On Jan. 20, wildlife conservation officer Ben Cadwallader found 19 whole and 15 partially field-dressed ducks, mostly mallards, dumped behind a store.
Soon after the discovery, on Jan. 25, Idaho’s fish and game office put out a public call for information about the incident.
After following up on several calls to the Citizens Against Poaching hotline, a tipster led conservation officers Brian Flatter and Kurt Stieglitz to a parking garage at Boise State University.
Upon arrival, they found a truck matching the one seen on the footage from the store’s security cameras.
According to the Fish and Game department, they also had additional leads that led them to two suspects. A 17-year-old and an 18-year-old later confessed to dumping the birds.
The department declined to release the identities of the suspects. However, they did release a statement regarding the incident.

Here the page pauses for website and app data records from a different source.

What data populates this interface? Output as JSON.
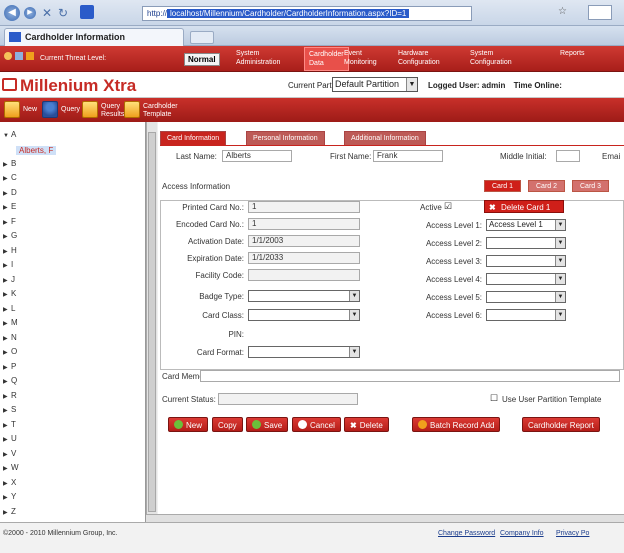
{
  "browser": {
    "url_prefix": "http://",
    "url_highlight": "localhost/Millennium/Cardholder/CardholderInformation.aspx?ID=1",
    "tab_title": "Cardholder Information"
  },
  "appnav": {
    "items": [
      {
        "label": "Current Threat Level:"
      },
      {
        "label": "System\nAdministration"
      },
      {
        "label": "Cardholder\nData"
      },
      {
        "label": "Event\nMonitoring"
      },
      {
        "label": "Hardware\nConfiguration"
      },
      {
        "label": "System\nConfiguration"
      },
      {
        "label": "Reports"
      }
    ],
    "threat_level": "Normal"
  },
  "brand": {
    "logo": "Millenium Xtra",
    "partition_label": "Current Partition:",
    "partition_value": "Default Partition",
    "logged_user": "Logged User: admin",
    "time_online": "Time Online:"
  },
  "toolbar": {
    "items": [
      "New",
      "Query",
      "Query\nResults",
      "Cardholder\nTemplate"
    ]
  },
  "tree": {
    "letters": [
      "A",
      "B",
      "C",
      "D",
      "E",
      "F",
      "G",
      "H",
      "I",
      "J",
      "K",
      "L",
      "M",
      "N",
      "O",
      "P",
      "Q",
      "R",
      "S",
      "T",
      "U",
      "V",
      "W",
      "X",
      "Y",
      "Z"
    ],
    "selected_child": "Alberts, F"
  },
  "tabs": [
    "Card Information",
    "Personal Information",
    "Additional Information"
  ],
  "form": {
    "last_name_label": "Last Name:",
    "last_name": "Alberts",
    "first_name_label": "First Name:",
    "first_name": "Frank",
    "middle_initial_label": "Middle Initial:",
    "email_label": "Emai",
    "access_info_label": "Access Information",
    "card_tabs": [
      "Card 1",
      "Card 2",
      "Card 3"
    ],
    "printed_card_label": "Printed Card No.:",
    "printed_card": "1",
    "encoded_card_label": "Encoded Card No.:",
    "encoded_card": "1",
    "activation_label": "Activation Date:",
    "activation": "1/1/2003",
    "expiration_label": "Expiration Date:",
    "expiration": "1/1/2033",
    "facility_label": "Facility Code:",
    "badge_label": "Badge Type:",
    "card_class_label": "Card Class:",
    "pin_label": "PIN:",
    "card_format_label": "Card Format:",
    "active_label": "Active",
    "delete_card": "Delete Card 1",
    "access_level_labels": [
      "Access Level 1:",
      "Access Level 2:",
      "Access Level 3:",
      "Access Level 4:",
      "Access Level 5:",
      "Access Level 6:"
    ],
    "access_level_1": "Access Level 1",
    "card_memo_label": "Card Memo:",
    "status_label": "Current Status:",
    "partition_template_label": "Use User Partition Template"
  },
  "actions": [
    "New",
    "Copy",
    "Save",
    "Cancel",
    "Delete",
    "Batch Record Add",
    "Cardholder Report"
  ],
  "footer": {
    "copyright": "©2000 - 2010 Millennium Group, Inc.",
    "links": [
      "Change Password",
      "Company Info",
      "Privacy Po"
    ]
  },
  "colors": {
    "brand_red": "#c62b25",
    "toolbar_red": "#b41d18"
  }
}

“Every ethical hunter needs to be prepared for what comes after the hunt, that is, caring for the meat,” officer Cadwallader said. “Lawful waterfowl hunters pay extra attention to each and every duck they shoot by taking the proper steps to field dress and consume the meat.

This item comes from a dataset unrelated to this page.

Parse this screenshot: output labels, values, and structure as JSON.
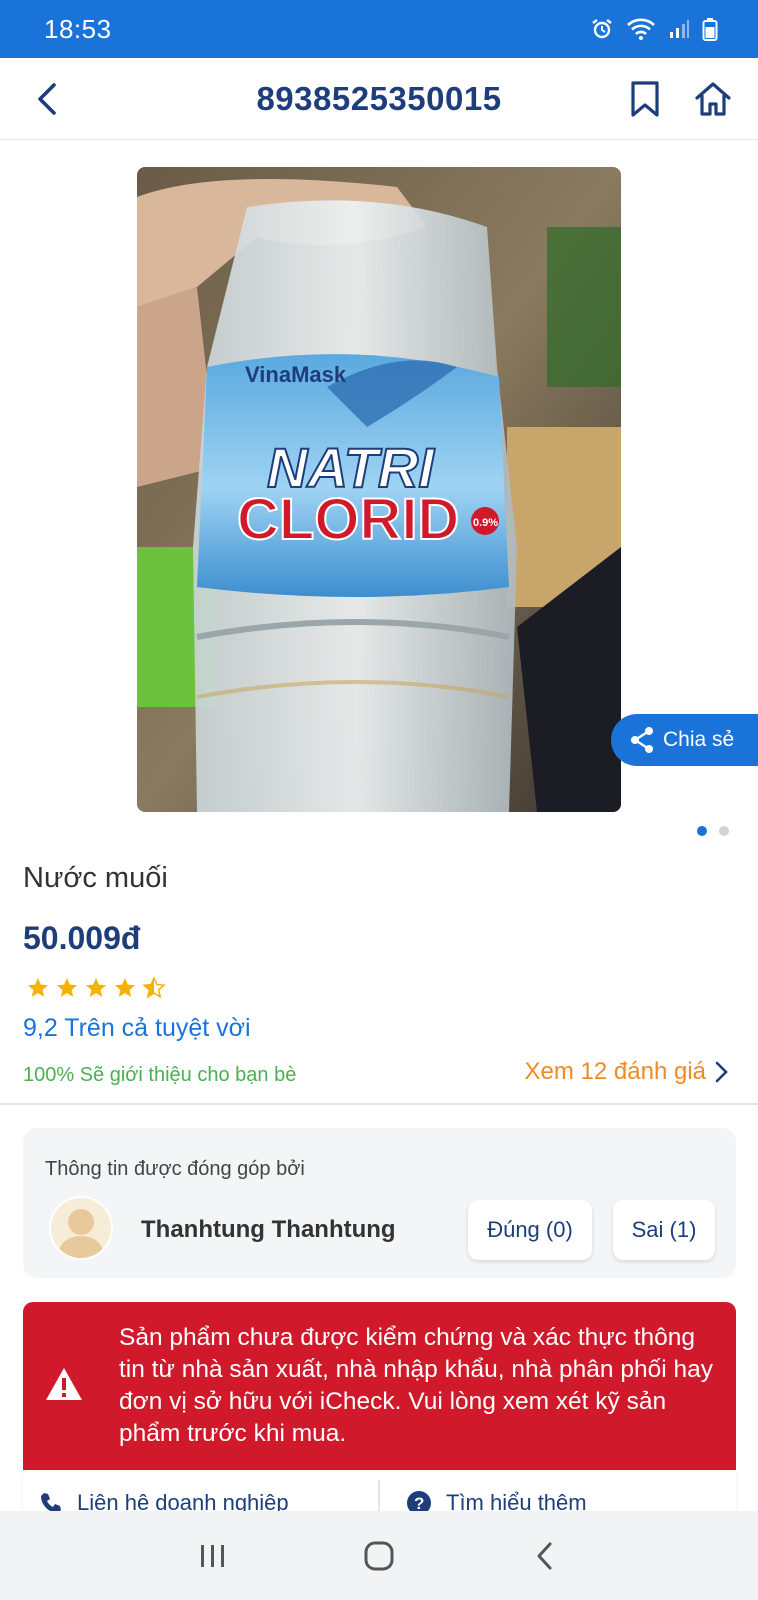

Poaching Was Result Of ‘Poor Planning’
In Idaho, a duck hunter has a daily bag limit of seven.
Cadwallader said that “poor planning” played a role in the teens’ overkill in Wednesday’s news release.
“These kids’ hunts should have ended before the birds stacked up and forced them to dump and waste the unwanted birds.”
Per Idaho law, both teens face civil penalties of $50 per bird, for a total of $950. They also could face fines of up to $1,000 per bird, with a minimum of $25 per bird.
In addition, the teens are also looking at jail time. In Idaho, a judge can enforce a jail sentence of up to six months and order the suspension or revoke the suspects’ hunting licenses.
The two suspects will appear in court later this spring.